140 Years On Women’s Work Issues Are Still There
“The issues which prompted women workers to take action 140 years ago are still around,” said Council of Trade Unions vice president Darien Fenton today.
Tomorrow is International Working Women’s Day, 140 years since hundreds of women factory workers in New York City staged a strike against low wages, long working hours and inhumane working conditions.
“Many areas considered ‘women’s work’ remain poorly paid and undervalued,” said Darien Fenton.
“One such area of work is caregiving where caring for our elderly is about low pay and gender discrimination.”
Darien Fenton said March 8 had been singled out as a day to celebrate the contribution of working women in the Aged Care sector.
Caregivers who are members of the Service and Food Workers Union and the Nurses Organisation have invited MPs to rest homes around the country to seek increased funding for improved pay, higher staff-to-client ratios and more training.
Other union events to mark International Working Women’s Day will take place in Wellington and Auckland.
Minister of Women’s Affairs, Laila Harre, will lead a panel of speakers at an event called Get A Life! at Loaves and Fishes at 7pm.

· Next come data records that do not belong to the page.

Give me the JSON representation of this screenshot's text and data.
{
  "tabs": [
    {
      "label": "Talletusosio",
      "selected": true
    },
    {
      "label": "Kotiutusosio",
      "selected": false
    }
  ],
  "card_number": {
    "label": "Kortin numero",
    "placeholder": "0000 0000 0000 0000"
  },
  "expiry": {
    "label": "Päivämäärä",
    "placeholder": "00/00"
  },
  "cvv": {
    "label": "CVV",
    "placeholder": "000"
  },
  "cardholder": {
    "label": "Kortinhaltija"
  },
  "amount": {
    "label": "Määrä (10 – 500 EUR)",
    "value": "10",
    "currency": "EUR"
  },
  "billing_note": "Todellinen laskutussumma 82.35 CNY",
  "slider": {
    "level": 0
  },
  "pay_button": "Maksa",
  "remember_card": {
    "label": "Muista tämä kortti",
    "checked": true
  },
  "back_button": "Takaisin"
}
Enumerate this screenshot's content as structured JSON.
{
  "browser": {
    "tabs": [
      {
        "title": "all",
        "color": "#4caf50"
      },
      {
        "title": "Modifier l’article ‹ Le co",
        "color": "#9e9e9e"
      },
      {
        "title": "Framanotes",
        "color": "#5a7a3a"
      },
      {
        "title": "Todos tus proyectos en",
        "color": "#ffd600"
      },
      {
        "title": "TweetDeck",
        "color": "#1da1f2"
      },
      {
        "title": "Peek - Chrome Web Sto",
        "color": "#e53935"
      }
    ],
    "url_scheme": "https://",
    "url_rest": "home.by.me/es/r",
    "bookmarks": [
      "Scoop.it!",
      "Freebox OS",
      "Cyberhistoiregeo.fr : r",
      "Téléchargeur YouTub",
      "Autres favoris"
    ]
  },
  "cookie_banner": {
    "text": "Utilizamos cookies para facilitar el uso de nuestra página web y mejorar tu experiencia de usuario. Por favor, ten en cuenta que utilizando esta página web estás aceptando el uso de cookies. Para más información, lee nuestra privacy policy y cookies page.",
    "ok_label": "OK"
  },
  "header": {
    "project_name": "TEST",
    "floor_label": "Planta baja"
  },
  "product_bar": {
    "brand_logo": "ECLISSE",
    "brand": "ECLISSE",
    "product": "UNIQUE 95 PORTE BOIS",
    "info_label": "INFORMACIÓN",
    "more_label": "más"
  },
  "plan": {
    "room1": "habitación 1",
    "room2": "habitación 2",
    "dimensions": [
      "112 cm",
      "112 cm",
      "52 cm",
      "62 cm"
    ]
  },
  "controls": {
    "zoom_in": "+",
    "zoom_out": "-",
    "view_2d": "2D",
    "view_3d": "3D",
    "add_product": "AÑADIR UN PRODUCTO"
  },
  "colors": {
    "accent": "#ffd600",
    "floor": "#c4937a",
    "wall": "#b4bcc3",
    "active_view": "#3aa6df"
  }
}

Darien Fenton, Sandra Coney, women workers and Union Made choir will be at an Auckland rally to end inequality at 6pm at Freyberg Square.